3 May 2016
The National Catholic Education Commission says the additional recurrent funding confirmed in tonight’s federal Budget gives certainty on funding indexation to principals, school staff and families.
“Investment in schools to ensure quality teaching and learning is critical to the future of Australia,” NCEC executive director Ross Fox said.
The 2016-17 Commonwealth Budget confirmed there will be $1.2 billion in additional funding to support all Australian schools from 2018 to 2020. This reflects a commitment to indexation at 3.56 per cent for school funding beyond 2017. Over the forward estimates, funding for government schools will increase by 33 per cent, while funding for non-government schools, including Catholic schools, will increase by 22.7 per cent.
In 2016-17, funding for schools under the Australian Education Act is expected to grow by 8.7 per cent – reflecting a 6.9 per cent funding increase per student in non-government schools and 11.7 per cent per student in government schools.
“The Coalition Government’s announcement that per-student school funding from 2018 will increase at 3.56 per cent each year is a significant improvement over the previous policy of indexing funding at the rate of the consumer price index,” Mr Fox said.
“There was no logical reason why petrol prices and the price of fruit and vegetables would determine changes in funding for Australian schools.”
Mr Fox said the commitment to education demonstrated through increased recurrent funding, while lower than increases in recent years, should ensure funding keeps pace with real school costs and therefore should avoid pressure on school fees.
“The Government’s ‘Quality Schools, Quality Outcomes’ document commits to needs-based funding for all schools,” Mr Fox said. “If the needs of schools and students increase, additional funding will be required. This cannot be a zero sum game.
“The number of students with disability and the number of Indigenous students has doubled in Catholic schools over the past decade. It is important that needs-based funding applies equitably to all school sectors.”
Mr Fox said the additional $118 million announced in the Budget to provide interim funding to support students with disability is a welcome initiative. Catholic education will continue as a committed partner to realise identification and funding arrangements for students with disability that meets the needs of these students.
“Parents will want to understand the overall context of the Budget and how these initiatives are sustainably funded.
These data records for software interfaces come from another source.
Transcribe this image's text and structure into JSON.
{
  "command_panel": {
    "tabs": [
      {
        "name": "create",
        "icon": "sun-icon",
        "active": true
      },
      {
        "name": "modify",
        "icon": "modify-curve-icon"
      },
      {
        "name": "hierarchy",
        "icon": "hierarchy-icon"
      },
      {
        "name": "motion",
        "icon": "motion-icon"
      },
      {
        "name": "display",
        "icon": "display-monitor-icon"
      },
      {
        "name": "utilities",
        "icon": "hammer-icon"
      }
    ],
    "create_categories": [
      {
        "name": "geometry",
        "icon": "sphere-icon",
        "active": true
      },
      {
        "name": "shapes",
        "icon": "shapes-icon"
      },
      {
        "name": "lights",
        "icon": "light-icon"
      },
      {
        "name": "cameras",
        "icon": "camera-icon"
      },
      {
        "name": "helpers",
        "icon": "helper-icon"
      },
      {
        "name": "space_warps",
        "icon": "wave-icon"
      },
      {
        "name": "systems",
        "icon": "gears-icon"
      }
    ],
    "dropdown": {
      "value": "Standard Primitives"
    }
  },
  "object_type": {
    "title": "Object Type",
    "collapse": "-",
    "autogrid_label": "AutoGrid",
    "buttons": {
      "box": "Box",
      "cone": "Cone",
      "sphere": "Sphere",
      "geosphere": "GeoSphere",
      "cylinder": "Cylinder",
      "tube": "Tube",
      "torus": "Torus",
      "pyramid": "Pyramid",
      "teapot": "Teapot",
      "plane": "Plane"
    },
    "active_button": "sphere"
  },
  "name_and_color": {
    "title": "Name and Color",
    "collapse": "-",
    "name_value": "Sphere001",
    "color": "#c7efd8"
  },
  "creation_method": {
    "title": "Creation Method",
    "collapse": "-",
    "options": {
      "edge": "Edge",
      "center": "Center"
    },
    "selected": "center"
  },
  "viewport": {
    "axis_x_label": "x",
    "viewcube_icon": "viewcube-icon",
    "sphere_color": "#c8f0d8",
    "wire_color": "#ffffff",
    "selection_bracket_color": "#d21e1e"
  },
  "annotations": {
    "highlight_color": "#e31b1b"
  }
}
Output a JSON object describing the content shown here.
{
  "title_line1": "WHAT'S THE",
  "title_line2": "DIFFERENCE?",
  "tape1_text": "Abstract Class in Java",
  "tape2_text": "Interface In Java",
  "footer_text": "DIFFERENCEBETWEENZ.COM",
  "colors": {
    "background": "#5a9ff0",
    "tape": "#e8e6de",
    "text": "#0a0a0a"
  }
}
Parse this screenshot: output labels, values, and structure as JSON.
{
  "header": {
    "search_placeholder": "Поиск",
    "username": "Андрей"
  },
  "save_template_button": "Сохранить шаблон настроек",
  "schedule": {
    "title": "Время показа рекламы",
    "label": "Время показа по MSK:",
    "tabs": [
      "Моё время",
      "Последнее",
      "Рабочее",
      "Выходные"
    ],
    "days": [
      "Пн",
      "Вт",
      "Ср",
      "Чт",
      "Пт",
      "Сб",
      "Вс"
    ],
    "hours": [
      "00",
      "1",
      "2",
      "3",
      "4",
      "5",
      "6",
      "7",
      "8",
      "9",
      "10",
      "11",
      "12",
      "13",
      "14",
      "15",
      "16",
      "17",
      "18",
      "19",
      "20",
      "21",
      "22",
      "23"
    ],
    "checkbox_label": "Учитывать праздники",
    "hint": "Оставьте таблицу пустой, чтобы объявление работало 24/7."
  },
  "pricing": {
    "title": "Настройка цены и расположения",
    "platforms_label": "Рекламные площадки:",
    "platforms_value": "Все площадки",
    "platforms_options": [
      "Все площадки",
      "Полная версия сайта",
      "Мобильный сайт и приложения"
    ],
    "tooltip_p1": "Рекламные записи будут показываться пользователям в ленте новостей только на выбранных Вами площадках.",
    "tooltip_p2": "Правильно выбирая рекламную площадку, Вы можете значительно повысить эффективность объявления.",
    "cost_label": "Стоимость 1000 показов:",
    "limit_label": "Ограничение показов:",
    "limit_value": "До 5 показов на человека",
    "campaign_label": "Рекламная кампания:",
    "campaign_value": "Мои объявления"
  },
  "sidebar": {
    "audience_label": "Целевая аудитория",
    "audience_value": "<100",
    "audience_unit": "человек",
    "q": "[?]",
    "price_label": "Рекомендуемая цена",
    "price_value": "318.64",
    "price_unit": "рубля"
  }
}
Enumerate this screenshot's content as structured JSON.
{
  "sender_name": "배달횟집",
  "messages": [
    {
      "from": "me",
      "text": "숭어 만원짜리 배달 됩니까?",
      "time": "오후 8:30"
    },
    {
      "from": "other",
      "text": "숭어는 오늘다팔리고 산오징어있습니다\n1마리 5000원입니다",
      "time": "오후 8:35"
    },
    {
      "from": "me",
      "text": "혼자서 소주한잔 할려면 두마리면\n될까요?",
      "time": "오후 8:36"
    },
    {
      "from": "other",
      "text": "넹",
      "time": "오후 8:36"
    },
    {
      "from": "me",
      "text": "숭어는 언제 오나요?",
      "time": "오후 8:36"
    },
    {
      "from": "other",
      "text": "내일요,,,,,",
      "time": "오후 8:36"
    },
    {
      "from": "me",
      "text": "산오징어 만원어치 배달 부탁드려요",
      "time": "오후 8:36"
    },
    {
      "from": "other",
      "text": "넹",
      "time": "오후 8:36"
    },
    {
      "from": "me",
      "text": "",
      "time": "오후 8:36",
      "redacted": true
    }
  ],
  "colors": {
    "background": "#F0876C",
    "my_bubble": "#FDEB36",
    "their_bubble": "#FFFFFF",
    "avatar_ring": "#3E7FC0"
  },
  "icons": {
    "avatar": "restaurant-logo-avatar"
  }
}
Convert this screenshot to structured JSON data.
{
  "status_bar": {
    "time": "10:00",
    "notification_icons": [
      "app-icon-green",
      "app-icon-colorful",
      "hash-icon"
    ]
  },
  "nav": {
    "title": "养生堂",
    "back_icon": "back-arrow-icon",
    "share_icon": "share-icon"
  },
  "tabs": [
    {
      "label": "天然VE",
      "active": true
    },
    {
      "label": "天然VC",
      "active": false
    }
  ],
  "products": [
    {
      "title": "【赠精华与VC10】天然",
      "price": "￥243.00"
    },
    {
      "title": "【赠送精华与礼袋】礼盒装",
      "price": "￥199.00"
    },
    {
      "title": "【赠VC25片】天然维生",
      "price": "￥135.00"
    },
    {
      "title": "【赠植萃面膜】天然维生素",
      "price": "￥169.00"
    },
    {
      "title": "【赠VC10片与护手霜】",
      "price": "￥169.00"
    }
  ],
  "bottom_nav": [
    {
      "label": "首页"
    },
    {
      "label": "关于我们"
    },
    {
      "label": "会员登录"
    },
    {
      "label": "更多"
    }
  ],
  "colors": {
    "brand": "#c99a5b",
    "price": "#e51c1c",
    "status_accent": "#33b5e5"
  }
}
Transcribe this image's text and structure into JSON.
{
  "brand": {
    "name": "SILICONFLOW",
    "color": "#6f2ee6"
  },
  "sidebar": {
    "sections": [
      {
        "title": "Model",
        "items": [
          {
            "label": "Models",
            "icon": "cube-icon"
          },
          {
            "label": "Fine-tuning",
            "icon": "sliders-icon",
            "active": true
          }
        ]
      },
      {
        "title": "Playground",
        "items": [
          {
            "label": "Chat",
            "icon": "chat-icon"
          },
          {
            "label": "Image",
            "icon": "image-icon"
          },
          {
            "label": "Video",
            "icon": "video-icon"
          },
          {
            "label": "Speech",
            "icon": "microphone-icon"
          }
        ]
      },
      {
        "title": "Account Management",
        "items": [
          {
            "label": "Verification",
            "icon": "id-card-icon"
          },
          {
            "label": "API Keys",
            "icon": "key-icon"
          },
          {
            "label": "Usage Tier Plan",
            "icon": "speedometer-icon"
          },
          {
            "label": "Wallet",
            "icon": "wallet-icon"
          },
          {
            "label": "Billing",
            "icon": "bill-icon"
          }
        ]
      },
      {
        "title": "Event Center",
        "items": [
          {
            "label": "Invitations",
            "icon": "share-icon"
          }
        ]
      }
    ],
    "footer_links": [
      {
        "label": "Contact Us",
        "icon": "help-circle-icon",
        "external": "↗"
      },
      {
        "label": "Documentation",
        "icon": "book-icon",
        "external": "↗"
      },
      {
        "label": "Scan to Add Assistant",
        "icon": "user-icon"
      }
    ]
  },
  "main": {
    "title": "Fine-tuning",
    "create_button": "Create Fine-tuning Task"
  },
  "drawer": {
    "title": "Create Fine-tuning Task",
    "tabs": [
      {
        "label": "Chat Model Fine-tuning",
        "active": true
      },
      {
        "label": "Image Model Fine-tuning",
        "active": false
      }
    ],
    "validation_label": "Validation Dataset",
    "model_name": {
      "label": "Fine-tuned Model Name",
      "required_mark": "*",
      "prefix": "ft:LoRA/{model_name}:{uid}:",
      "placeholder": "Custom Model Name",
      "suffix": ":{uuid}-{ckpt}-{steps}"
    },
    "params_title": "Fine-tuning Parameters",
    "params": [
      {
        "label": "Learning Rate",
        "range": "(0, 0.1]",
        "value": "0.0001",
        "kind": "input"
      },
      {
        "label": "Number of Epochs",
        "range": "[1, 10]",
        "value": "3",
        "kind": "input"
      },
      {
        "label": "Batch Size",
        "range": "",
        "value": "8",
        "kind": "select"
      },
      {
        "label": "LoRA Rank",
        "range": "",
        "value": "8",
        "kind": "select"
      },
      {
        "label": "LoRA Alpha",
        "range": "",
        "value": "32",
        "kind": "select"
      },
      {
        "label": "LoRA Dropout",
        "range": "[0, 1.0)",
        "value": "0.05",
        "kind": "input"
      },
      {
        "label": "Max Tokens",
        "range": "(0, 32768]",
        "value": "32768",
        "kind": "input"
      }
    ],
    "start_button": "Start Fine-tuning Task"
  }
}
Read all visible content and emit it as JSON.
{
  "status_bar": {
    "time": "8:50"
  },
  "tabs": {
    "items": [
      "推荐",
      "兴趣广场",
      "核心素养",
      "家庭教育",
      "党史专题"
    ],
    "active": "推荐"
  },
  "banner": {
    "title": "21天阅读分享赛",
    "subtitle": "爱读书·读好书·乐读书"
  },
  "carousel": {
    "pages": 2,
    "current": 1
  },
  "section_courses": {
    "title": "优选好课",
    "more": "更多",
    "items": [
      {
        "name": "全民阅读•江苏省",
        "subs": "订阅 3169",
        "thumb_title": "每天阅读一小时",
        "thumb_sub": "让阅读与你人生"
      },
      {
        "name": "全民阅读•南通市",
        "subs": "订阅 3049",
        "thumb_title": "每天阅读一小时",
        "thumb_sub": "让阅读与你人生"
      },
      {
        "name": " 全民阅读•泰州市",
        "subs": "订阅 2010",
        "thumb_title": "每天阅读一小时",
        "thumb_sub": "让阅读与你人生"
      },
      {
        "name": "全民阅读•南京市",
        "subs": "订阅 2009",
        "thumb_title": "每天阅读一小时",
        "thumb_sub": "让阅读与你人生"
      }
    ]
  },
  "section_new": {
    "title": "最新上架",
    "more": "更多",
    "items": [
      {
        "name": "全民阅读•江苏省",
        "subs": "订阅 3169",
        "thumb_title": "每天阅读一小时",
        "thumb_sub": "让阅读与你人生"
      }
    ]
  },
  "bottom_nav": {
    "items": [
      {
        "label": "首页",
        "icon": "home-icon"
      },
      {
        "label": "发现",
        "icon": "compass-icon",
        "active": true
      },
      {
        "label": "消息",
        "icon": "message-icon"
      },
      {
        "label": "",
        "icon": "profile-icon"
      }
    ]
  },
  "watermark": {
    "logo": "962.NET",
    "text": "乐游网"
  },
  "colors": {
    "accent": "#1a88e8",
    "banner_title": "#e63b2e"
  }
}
They will also naturally compare these policies with alternative proposals for schools to judge the effect on school fees and the teaching and learning in their child’s school,” Mr Fox said.
“It is vital to the future of Australia that schools are effective in meeting the learning needs of students while at school and in life beyond. This will not be assisted by red tape or additional reports, but rather sensible initiatives to ultimately support quality teaching and learning in classrooms. In principle, Catholic school authorities will want to avoid imposition of additional cost without clear benefits that assists quality schooling.”
Mr Fox added that the continuation of the capital funding program for non-government schools is highly valued.
“Additional funding is still needed for the vital social infrastructure of schools throughout Australia. With Australian families continuing to exercise school choice and seek enrolment in Catholic and independent schools, there is a need for financial support from the government to construct and expand schools to meet the growing school-aged population,” he explained.
“More than 70 new Catholic schools costing in the vicinity of $1 billion are planned to start construction in the next five years, with parents currently in line to pay the vast majority of that cost. Without additional government funding, these schools may not be built.”